Only a quarter of organisations have security systems in place that were able to detect the WannaCry ransomware, but out of those organisations, 50% were unable to resist the attacks, a study has found.
Ponemon Institute conducted a study involving 202 senior-level security executives to discover their knowledge and understanding of cybersecurity risks, focusing on WannaCry, Petya - which disrupted health and financial institutions - and Vault 7 in particular.
On March 7 last year, a WikiLeaks leak revealed that the CIA had engineered several variants of malware, including Year Zero, Dark Matter, Weeping Angel, and HIVE, among others.
Ponemon’s study found that out of the three, most security experts had a high level of knowledge on WannaCry and Petya, but only a low level of knowledge and perception about the risk of Vault 7 attacks.

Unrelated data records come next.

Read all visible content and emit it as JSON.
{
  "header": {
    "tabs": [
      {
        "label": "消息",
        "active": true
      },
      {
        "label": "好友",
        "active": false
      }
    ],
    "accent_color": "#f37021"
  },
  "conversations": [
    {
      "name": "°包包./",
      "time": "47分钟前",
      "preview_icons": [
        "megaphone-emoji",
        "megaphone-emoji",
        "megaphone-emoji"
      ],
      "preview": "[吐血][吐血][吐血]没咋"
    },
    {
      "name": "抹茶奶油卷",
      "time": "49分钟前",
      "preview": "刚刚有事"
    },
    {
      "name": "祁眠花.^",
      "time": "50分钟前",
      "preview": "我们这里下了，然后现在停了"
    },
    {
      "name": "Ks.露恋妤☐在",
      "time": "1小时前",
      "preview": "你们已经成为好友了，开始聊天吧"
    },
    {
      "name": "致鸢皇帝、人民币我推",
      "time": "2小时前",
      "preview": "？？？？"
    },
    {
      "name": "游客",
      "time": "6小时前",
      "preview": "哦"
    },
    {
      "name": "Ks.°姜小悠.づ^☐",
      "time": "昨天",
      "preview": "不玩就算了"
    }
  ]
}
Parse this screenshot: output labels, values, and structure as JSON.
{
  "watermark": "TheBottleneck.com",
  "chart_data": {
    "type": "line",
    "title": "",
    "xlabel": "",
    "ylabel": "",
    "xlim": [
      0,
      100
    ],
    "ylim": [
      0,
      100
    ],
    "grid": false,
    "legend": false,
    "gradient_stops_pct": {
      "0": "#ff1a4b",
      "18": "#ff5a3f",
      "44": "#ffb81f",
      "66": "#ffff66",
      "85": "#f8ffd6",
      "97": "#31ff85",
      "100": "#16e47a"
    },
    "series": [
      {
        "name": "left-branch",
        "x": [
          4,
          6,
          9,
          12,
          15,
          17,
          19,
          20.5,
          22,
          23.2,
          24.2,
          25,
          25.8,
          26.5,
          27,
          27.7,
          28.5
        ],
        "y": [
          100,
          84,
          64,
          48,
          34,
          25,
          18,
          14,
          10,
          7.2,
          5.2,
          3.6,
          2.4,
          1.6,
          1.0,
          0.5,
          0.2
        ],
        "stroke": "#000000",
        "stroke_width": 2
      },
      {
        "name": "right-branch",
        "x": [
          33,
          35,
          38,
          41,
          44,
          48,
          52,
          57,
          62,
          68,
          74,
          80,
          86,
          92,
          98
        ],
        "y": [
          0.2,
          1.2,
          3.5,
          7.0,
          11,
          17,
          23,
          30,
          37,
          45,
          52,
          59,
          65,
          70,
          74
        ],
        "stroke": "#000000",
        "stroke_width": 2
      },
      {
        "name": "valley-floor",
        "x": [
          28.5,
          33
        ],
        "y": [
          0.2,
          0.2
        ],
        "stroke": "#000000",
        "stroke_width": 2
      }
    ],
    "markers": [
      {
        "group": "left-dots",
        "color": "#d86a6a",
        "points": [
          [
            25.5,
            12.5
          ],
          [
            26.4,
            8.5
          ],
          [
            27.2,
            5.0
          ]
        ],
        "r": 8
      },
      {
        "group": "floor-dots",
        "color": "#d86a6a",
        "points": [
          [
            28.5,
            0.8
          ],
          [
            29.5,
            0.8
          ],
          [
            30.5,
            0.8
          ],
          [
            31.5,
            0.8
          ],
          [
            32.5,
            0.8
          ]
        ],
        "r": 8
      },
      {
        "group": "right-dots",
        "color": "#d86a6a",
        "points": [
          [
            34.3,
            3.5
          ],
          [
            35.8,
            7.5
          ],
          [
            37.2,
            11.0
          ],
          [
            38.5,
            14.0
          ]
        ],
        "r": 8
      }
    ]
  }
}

The highest level of awareness was for the Year Zero variant, for which 30% of respondents said they had a high level of knowledge.
A third of respondents stated they do not have the necessary expertise in-house to undertake cybersecurity threats, a result of both security staffing shortages and rising costs.
And less than 50% have little faith in their enabling security technologies, a factor multiplied by people and budget challenges.
The report delves deeper into the numbers and provides practical insights from SolarWinds MSP security VP Tim Brown, who has been consulted by the White House and the United States Congress for his expertise.
It also provides answers to critical questions such as:
- What are the major factors that affect an organisation’s vulnerability to cybersecurity threats?
- How can security professionals be proactive, rather than reactive to threats?
- How can organisations best prepare themselves to tackle cybersecurity threats?